## Provided data
= Beginning of Section =

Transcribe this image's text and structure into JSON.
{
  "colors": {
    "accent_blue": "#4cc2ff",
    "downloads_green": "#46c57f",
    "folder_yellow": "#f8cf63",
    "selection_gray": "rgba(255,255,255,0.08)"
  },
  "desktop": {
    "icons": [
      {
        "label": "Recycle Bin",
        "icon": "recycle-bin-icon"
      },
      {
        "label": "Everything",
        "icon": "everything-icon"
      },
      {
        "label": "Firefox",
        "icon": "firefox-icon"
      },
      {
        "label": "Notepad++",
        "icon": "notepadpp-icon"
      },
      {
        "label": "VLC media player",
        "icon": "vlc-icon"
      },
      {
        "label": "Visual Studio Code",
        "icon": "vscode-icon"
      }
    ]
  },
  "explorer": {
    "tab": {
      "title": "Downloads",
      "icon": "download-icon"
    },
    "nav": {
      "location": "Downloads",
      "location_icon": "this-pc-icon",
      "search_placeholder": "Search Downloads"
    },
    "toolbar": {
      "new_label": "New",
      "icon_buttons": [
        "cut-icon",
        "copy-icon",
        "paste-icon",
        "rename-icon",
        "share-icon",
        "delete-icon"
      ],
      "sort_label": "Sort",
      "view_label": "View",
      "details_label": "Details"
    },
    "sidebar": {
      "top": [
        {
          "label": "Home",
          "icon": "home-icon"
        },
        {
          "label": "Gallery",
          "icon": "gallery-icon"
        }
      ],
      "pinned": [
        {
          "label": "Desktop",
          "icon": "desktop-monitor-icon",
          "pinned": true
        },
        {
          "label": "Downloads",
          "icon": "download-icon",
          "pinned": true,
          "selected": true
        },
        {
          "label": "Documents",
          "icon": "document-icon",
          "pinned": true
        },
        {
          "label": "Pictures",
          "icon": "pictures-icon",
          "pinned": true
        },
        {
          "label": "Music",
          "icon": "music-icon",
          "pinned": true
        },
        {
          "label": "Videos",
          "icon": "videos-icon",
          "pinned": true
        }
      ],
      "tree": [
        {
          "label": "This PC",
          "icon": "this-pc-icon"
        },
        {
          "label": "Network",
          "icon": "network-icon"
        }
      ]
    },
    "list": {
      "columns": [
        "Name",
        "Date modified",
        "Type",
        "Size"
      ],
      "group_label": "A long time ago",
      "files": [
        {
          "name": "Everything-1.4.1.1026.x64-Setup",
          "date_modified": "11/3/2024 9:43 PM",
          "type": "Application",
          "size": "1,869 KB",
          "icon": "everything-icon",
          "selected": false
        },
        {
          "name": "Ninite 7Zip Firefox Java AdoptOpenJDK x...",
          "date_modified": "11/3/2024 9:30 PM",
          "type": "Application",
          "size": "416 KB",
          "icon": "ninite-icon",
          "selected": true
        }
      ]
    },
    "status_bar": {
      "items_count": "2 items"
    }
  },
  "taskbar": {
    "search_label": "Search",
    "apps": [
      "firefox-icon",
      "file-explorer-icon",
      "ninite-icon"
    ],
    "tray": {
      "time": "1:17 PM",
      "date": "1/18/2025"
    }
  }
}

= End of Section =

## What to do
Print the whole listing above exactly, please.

## Exercise output
Transcribe this image's text and structure into JSON.
{
  "colors": {
    "accent_blue": "#4cc2ff",
    "downloads_green": "#46c57f",
    "folder_yellow": "#f8cf63",
    "selection_gray": "rgba(255,255,255,0.08)"
  },
  "desktop": {
    "icons": [
      {
        "label": "Recycle Bin",
        "icon": "recycle-bin-icon"
      },
      {
        "label": "Everything",
        "icon": "everything-icon"
      },
      {
        "label": "Firefox",
        "icon": "firefox-icon"
      },
      {
        "label": "Notepad++",
        "icon": "notepadpp-icon"
      },
      {
        "label": "VLC media player",
        "icon": "vlc-icon"
      },
      {
        "label": "Visual Studio Code",
        "icon": "vscode-icon"
      }
    ]
  },
  "explorer": {
    "tab": {
      "title": "Downloads",
      "icon": "download-icon"
    },
    "nav": {
      "location": "Downloads",
      "location_icon": "this-pc-icon",
      "search_placeholder": "Search Downloads"
    },
    "toolbar": {
      "new_label": "New",
      "icon_buttons": [
        "cut-icon",
        "copy-icon",
        "paste-icon",
        "rename-icon",
        "share-icon",
        "delete-icon"
      ],
      "sort_label": "Sort",
      "view_label": "View",
      "details_label": "Details"
    },
    "sidebar": {
      "top": [
        {
          "label": "Home",
          "icon": "home-icon"
        },
        {
          "label": "Gallery",
          "icon": "gallery-icon"
        }
      ],
      "pinned": [
        {
          "label": "Desktop",
          "icon": "desktop-monitor-icon",
          "pinned": true
        },
        {
          "label": "Downloads",
          "icon": "download-icon",
          "pinned": true,
          "selected": true
        },
        {
          "label": "Documents",
          "icon": "document-icon",
          "pinned": true
        },
        {
          "label": "Pictures",
          "icon": "pictures-icon",
          "pinned": true
        },
        {
          "label": "Music",
          "icon": "music-icon",
          "pinned": true
        },
        {
          "label": "Videos",
          "icon": "videos-icon",
          "pinned": true
        }
      ],
      "tree": [
        {
          "label": "This PC",
          "icon": "this-pc-icon"
        },
        {
          "label": "Network",
          "icon": "network-icon"
        }
      ]
    },
    "list": {
      "columns": [
        "Name",
        "Date modified",
        "Type",
        "Size"
      ],
      "group_label": "A long time ago",
      "files": [
        {
          "name": "Everything-1.4.1.1026.x64-Setup",
          "date_modified": "11/3/2024 9:43 PM",
          "type": "Application",
          "size": "1,869 KB",
          "icon": "everything-icon",
          "selected": false
        },
        {
          "name": "Ninite 7Zip Firefox Java AdoptOpenJDK x...",
          "date_modified": "11/3/2024 9:30 PM",
          "type": "Application",
          "size": "416 KB",
          "icon": "ninite-icon",
          "selected": true
        }
      ]
    },
    "status_bar": {
      "items_count": "2 items"
    }
  },
  "taskbar": {
    "search_label": "Search",
    "apps": [
      "firefox-icon",
      "file-explorer-icon",
      "ninite-icon"
    ],
    "tray": {
      "time": "1:17 PM",
      "date": "1/18/2025"
    }
  }
}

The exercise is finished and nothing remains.